[Opening Records for the exercise section]

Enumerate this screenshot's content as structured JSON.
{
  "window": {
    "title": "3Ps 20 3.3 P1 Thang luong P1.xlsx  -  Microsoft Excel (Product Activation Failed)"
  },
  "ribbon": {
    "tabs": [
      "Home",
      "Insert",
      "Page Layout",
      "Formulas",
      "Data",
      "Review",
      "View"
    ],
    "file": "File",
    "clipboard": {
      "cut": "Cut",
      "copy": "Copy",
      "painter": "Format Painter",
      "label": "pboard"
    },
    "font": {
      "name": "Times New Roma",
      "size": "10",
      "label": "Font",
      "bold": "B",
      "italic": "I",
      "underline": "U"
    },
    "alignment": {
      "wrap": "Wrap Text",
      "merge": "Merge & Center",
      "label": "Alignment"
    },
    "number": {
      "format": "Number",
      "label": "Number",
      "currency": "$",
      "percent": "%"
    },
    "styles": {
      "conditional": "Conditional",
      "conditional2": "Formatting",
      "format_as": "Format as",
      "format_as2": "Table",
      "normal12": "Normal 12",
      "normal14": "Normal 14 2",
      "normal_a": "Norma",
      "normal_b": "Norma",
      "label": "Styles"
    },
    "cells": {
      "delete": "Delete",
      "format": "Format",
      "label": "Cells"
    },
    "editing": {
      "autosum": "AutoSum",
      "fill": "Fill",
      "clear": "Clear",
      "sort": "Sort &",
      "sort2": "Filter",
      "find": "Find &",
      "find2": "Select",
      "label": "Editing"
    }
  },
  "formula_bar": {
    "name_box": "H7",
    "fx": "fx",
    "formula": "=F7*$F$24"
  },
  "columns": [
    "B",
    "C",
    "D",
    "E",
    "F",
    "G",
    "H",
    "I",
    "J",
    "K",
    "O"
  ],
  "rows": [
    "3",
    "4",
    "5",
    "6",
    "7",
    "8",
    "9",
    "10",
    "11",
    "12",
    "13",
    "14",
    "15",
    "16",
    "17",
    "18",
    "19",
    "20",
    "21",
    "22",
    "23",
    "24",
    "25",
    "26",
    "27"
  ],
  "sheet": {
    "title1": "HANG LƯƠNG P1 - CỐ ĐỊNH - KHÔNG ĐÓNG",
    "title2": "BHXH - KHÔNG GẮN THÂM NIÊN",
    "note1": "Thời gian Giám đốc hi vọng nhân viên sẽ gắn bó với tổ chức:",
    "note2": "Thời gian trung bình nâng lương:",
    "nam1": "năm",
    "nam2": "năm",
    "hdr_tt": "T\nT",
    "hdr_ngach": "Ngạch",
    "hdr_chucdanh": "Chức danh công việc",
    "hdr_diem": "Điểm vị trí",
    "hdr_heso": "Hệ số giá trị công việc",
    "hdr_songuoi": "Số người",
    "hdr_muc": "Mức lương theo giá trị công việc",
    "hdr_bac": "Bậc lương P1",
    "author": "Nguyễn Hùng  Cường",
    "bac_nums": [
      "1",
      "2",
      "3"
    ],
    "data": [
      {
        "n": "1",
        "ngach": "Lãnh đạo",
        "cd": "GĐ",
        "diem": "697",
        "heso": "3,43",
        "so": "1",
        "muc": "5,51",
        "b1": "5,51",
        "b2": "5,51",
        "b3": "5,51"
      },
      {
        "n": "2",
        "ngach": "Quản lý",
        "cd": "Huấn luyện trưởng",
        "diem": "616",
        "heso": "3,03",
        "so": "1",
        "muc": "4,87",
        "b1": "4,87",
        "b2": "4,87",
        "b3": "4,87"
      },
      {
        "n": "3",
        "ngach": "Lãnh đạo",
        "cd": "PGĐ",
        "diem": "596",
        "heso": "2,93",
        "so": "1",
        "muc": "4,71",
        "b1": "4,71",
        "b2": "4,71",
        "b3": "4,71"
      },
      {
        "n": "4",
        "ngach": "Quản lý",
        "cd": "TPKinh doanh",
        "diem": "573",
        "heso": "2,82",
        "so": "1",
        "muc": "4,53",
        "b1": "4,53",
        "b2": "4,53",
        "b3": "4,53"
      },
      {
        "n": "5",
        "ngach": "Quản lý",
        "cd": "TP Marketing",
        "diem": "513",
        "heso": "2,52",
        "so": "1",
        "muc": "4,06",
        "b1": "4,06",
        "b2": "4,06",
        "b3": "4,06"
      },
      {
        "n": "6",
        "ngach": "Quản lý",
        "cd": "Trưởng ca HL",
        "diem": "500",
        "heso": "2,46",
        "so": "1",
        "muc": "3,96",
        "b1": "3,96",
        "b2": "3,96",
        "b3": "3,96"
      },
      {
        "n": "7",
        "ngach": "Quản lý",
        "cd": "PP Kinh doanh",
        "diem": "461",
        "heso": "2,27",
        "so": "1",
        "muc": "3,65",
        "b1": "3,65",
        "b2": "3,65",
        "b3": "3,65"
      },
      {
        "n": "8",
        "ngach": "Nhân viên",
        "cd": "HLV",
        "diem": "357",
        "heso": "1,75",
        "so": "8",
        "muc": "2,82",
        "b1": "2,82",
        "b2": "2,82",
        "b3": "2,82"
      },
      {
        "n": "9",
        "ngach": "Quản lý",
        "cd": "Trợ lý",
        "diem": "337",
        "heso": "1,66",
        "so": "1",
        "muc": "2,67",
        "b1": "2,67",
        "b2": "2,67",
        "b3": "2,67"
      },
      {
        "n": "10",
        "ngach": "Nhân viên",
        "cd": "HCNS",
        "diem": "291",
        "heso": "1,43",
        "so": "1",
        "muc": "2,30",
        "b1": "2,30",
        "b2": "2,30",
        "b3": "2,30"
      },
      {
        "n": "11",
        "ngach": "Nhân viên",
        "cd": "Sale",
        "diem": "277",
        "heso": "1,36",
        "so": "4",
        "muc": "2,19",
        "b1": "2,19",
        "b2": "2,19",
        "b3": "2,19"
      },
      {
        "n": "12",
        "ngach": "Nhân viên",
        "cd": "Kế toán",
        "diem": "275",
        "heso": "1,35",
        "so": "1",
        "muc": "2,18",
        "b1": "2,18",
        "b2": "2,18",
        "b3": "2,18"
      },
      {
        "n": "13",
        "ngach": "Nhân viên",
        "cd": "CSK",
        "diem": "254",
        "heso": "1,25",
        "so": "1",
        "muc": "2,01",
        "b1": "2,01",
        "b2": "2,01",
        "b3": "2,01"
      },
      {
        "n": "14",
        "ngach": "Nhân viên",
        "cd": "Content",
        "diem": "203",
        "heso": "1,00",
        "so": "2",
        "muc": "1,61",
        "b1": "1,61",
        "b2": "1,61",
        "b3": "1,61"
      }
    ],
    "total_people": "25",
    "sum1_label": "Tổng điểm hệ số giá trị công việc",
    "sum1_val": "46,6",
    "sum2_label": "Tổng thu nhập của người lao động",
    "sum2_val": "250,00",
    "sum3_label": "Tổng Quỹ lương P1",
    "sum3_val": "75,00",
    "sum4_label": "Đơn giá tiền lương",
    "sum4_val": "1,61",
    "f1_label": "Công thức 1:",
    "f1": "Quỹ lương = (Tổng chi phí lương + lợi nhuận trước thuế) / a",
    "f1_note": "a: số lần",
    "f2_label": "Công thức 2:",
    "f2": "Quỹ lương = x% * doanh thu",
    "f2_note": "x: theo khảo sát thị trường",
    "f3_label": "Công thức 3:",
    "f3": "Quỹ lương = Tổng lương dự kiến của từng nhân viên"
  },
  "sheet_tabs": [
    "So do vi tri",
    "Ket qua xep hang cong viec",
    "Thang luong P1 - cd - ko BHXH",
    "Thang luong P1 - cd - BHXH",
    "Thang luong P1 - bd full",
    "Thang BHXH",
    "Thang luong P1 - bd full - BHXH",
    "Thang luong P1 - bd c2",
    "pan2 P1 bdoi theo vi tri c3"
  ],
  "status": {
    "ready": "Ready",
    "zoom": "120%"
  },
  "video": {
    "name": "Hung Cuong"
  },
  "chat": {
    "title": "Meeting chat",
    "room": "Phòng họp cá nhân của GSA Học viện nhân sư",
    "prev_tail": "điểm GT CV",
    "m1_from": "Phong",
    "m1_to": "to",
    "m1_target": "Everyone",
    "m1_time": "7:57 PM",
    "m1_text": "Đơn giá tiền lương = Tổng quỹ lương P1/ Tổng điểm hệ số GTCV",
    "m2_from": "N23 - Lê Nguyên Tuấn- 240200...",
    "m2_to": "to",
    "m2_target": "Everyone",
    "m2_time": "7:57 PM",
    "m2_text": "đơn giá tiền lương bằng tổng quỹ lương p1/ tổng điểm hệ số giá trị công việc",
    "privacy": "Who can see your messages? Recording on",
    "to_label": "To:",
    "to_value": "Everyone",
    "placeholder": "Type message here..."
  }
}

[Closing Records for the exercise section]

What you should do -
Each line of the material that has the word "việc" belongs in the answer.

Written reply -
    "hdr_chucdanh": "Chức danh công việc",
    "hdr_heso": "Hệ số giá trị công việc",
    "hdr_muc": "Mức lương theo giá trị công việc",
    "sum1_label": "Tổng điểm hệ số giá trị công việc",
    "m2_text": "đơn giá tiền lương bằng tổng quỹ lương p1/ tổng điểm hệ số giá trị công việc",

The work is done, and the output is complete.